> [Work instructions] In the records below, find each line with the word "icon" and copy it.
BEGIN Given information
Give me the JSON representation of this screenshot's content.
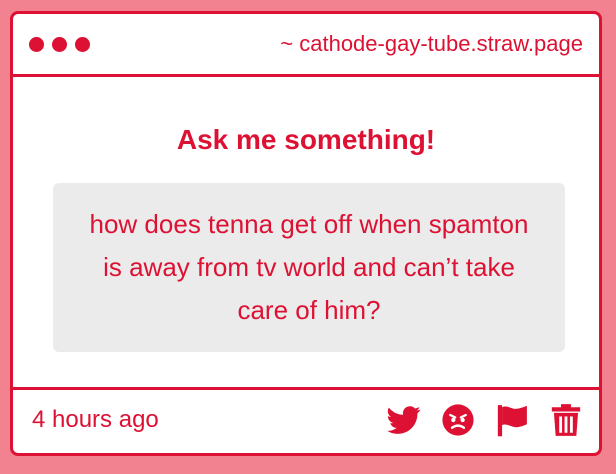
{
  "window": {
    "url": "~ cathode-gay-tube.straw.page"
  },
  "main": {
    "title": "Ask me something!",
    "question": "how does tenna get off when spamton is away from tv world and can’t take care of him?"
  },
  "footer": {
    "timestamp": "4 hours ago",
    "actions": [
      "twitter-icon",
      "angry-face-icon",
      "flag-icon",
      "trash-icon"
    ]
  },
  "colors": {
    "accent": "#dd1133",
    "background": "#f2828f",
    "question_bg": "#ebebeb"
  }
}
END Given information
> [The completed task]
      "twitter-icon",
      "angry-face-icon",
      "flag-icon",
      "trash-icon"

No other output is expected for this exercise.